-- REQUIRED ACTION --
Look over the material for the string "JSON". Copy every line where it turns up.

-- DATASET EXCERPTS --

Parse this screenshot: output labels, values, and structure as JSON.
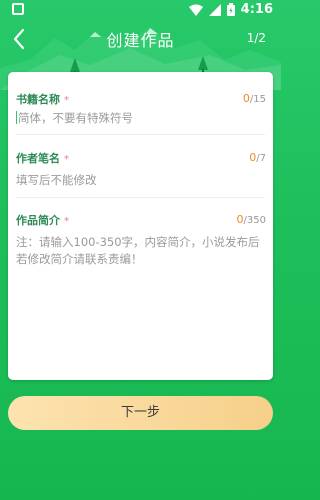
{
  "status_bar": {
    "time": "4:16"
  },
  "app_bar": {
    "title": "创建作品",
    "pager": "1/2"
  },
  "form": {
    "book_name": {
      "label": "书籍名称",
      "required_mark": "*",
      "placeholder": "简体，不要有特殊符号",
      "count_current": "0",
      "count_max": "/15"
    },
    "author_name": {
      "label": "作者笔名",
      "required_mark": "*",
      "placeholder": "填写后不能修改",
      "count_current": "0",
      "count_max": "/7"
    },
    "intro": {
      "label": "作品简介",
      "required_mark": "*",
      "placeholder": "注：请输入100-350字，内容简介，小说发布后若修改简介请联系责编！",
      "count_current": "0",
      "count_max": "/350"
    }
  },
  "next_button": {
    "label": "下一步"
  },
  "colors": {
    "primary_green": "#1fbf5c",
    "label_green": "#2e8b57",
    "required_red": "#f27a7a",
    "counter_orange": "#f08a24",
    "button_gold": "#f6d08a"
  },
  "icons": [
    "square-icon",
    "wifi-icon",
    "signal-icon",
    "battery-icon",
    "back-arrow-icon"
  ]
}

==

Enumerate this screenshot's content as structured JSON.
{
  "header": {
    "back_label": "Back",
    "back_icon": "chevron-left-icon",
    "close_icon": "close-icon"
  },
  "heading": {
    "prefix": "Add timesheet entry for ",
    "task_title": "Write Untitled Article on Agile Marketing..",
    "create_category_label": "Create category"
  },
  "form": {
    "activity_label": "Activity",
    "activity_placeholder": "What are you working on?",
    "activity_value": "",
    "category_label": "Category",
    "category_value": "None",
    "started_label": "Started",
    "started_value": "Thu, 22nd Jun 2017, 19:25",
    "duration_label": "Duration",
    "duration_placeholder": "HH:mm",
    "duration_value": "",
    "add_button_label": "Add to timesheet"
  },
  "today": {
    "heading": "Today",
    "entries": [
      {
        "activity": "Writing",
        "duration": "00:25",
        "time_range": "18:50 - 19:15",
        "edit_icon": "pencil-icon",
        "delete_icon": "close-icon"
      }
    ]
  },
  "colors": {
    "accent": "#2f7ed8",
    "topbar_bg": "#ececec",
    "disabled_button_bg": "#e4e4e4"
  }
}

-- YOUR SOLUTION --
Parse this screenshot: output labels, values, and structure as JSON.
Enumerate this screenshot's content as structured JSON.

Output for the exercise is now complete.